Your task is to write out all of the records once more, exactly.

++++ Exercise data

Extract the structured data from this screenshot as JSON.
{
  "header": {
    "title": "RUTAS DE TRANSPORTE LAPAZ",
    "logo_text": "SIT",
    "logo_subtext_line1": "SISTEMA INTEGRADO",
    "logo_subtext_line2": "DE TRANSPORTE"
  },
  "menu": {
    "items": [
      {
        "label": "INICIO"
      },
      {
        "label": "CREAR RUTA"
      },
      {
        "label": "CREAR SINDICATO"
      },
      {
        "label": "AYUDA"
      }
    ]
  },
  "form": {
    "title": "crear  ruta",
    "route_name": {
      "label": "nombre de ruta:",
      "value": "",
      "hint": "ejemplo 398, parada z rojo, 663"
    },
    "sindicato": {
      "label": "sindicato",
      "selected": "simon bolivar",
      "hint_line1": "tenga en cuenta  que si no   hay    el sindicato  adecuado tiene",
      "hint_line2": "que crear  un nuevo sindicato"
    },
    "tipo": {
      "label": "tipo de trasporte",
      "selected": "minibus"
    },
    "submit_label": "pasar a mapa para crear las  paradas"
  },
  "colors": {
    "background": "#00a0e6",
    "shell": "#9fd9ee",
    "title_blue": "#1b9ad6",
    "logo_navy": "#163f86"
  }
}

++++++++

* _Written solution_
Extract the structured data from this screenshot as JSON.
{
  "header": {
    "title": "RUTAS DE TRANSPORTE LAPAZ",
    "logo_text": "SIT",
    "logo_subtext_line1": "SISTEMA INTEGRADO",
    "logo_subtext_line2": "DE TRANSPORTE"
  },
  "menu": {
    "items": [
      {
        "label": "INICIO"
      },
      {
        "label": "CREAR RUTA"
      },
      {
        "label": "CREAR SINDICATO"
      },
      {
        "label": "AYUDA"
      }
    ]
  },
  "form": {
    "title": "crear  ruta",
    "route_name": {
      "label": "nombre de ruta:",
      "value": "",
      "hint": "ejemplo 398, parada z rojo, 663"
    },
    "sindicato": {
      "label": "sindicato",
      "selected": "simon bolivar",
      "hint_line1": "tenga en cuenta  que si no   hay    el sindicato  adecuado tiene",
      "hint_line2": "que crear  un nuevo sindicato"
    },
    "tipo": {
      "label": "tipo de trasporte",
      "selected": "minibus"
    },
    "submit_label": "pasar a mapa para crear las  paradas"
  },
  "colors": {
    "background": "#00a0e6",
    "shell": "#9fd9ee",
    "title_blue": "#1b9ad6",
    "logo_navy": "#163f86"
  }
}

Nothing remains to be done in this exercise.